### Provided records

= Beginning of Section =

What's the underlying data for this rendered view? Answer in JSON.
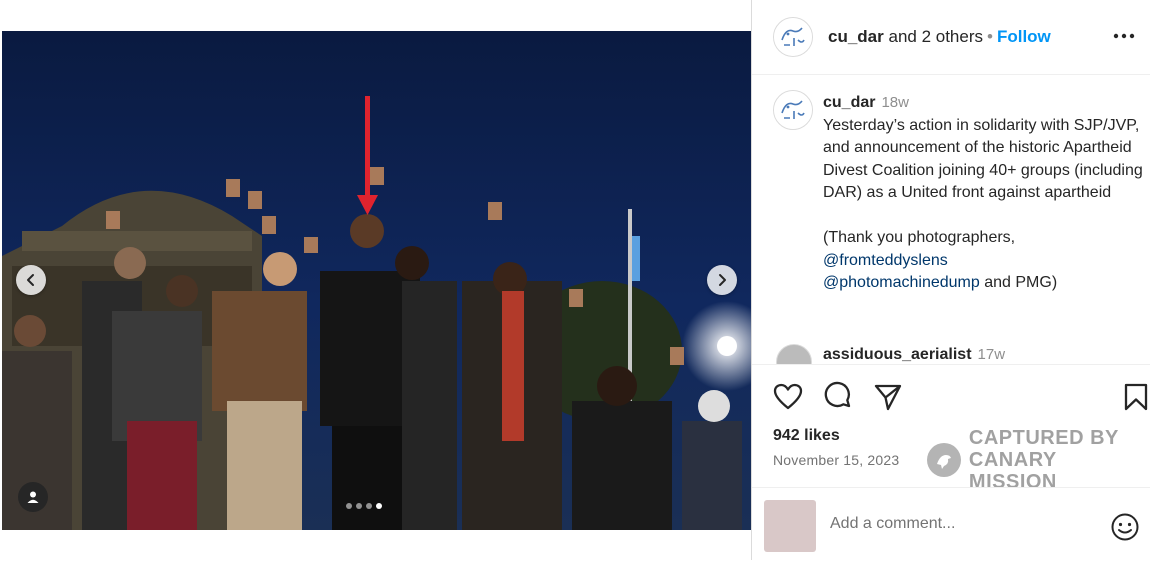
{
  "post": {
    "carousel": {
      "slides": 4,
      "active_slide": 4
    }
  },
  "header": {
    "username": "cu_dar",
    "coauthors": "and 2 others",
    "separator": "•",
    "follow_label": "Follow"
  },
  "caption": {
    "username": "cu_dar",
    "time": "18w",
    "text": "Yesterday’s action in solidarity with SJP/JVP, and announcement of the historic Apartheid Divest Coalition joining 40+ groups (including DAR) as a United front against apartheid\n\n(Thank you photographers,",
    "mention1": "@fromteddyslens",
    "mention2": "@photomachinedump",
    "tail": " and PMG)"
  },
  "comment_preview": {
    "username": "assiduous_aerialist",
    "time": "17w"
  },
  "stats": {
    "likes": "942 likes",
    "date": "November 15, 2023"
  },
  "watermark": {
    "line1": "CAPTURED BY",
    "line2": "CANARY MISSION"
  },
  "comment_box": {
    "placeholder": "Add a comment..."
  },
  "icons": {
    "header_more": "more-horizontal-icon",
    "like": "heart-icon",
    "comment": "comment-icon",
    "share": "share-icon",
    "save": "bookmark-icon",
    "emoji": "emoji-icon",
    "prev": "chevron-left-icon",
    "next": "chevron-right-icon",
    "tag": "user-tag-icon"
  },
  "colors": {
    "link": "#0095f6",
    "mention": "#00376b",
    "arrow": "#e0232e",
    "sky": "#0b1d45"
  }
}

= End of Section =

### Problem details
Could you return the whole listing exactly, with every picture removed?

### Written response
What's the underlying data for this rendered view? Answer in JSON.
{
  "post": {
    "carousel": {
      "slides": 4,
      "active_slide": 4
    }
  },
  "header": {
    "username": "cu_dar",
    "coauthors": "and 2 others",
    "separator": "•",
    "follow_label": "Follow"
  },
  "caption": {
    "username": "cu_dar",
    "time": "18w",
    "text": "Yesterday’s action in solidarity with SJP/JVP, and announcement of the historic Apartheid Divest Coalition joining 40+ groups (including DAR) as a United front against apartheid\n\n(Thank you photographers,",
    "mention1": "@fromteddyslens",
    "mention2": "@photomachinedump",
    "tail": " and PMG)"
  },
  "comment_preview": {
    "username": "assiduous_aerialist",
    "time": "17w"
  },
  "stats": {
    "likes": "942 likes",
    "date": "November 15, 2023"
  },
  "watermark": {
    "line1": "CAPTURED BY",
    "line2": "CANARY MISSION"
  },
  "comment_box": {
    "placeholder": "Add a comment..."
  },
  "icons": {
    "header_more": "more-horizontal-icon",
    "like": "heart-icon",
    "comment": "comment-icon",
    "share": "share-icon",
    "save": "bookmark-icon",
    "emoji": "emoji-icon",
    "prev": "chevron-left-icon",
    "next": "chevron-right-icon",
    "tag": "user-tag-icon"
  },
  "colors": {
    "link": "#0095f6",
    "mention": "#00376b",
    "arrow": "#e0232e",
    "sky": "#0b1d45"
  }
}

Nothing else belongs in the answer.